However, if you look at the current members of the Hall of Fame, you will note that over half were not born in Nebraska. Several did not gain prominence while living in Nebraska and several had little or no formative growth here. The only possible conclusion is that, as one movie pirate once suggested, "the code is guidelines more than actual rules." As a matter of fact, Malcolm X has a very strong case to make as compared to those already in membership.
He was born in Omaha six years after the infamous 1919 Courthouse lynching of Willie Brown. His father was a key player in many of the local African American activist groups of the time, and Malcolm X referred to his birth in Omaha for the rest of his life. For his father's activism, he and his family were run out of town by the Ku Klux Klan. I’d say Nebraska had a great deal to do with the man he became.
Malcolm X was the second most important Civil Rights leader of the 20th Century, and one of the top five most important African Americans in American history. Some argue, had it not been for his more radical approach to civil rights, Dr. King would not have been as effective. His words and deeds have been studied on college campuses for over 50 years, and his orthodoxy is possibly more relevant today than it was at the time of his death. And, even more important than all of that in the minds of the average Nebraskan, they made a movie about his life and Denzel played him!
As to his so-called anti-American philosophy, militancy or questionable character, the fact that Red Cloud and Standing Bear reside in the honored hall should be all the justification you need to add Malcolm X. Our history has been muddy and brutal, and not at all fair to many of those who made-up the American character for centuries. The fact that you may or may not agree with his politics is completely irrelevant. He was important by any historical standard, and all Nebraskans should be deeply honored to have someone with his cultural significance added to our collective Hall of Fame. Even if it takes special legislative action, let’s get this done right away.
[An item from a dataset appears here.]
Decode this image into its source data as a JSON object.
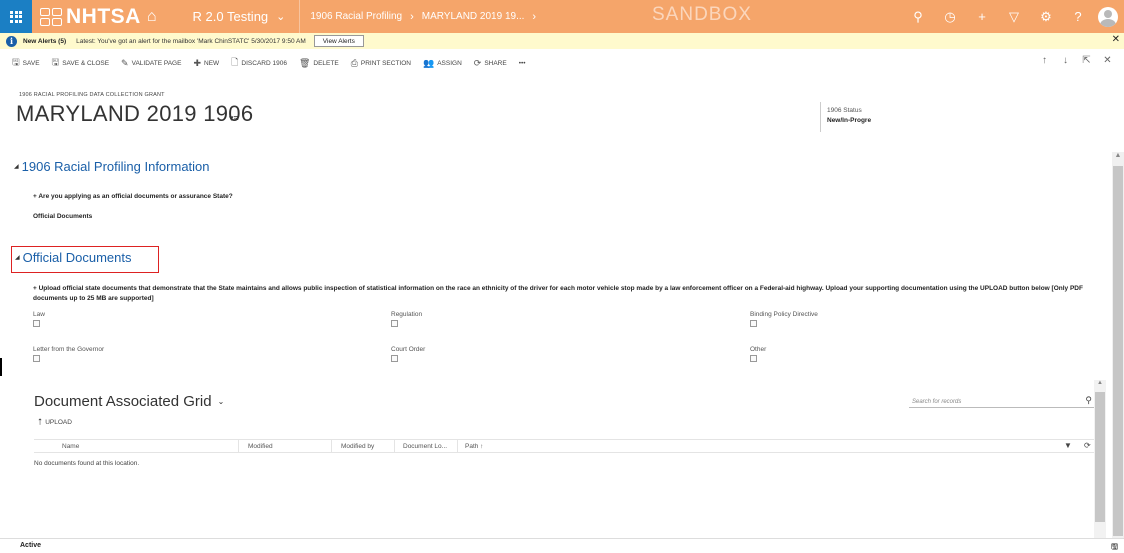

Then we can get to work adding other great African Americans who deserve to be there, like: Matthew Ricketts, MD; Edwin Overall; Cyrus Bell; Clarence Wigington; Lucy Gamble; Roscoe Riddle, MD; Harry Hayword; Daniel Desdunes; and more when their time has come.
As we remember Dr. King today, let us not forget that our work goes on...
Photo courtesy of bostonreview.net.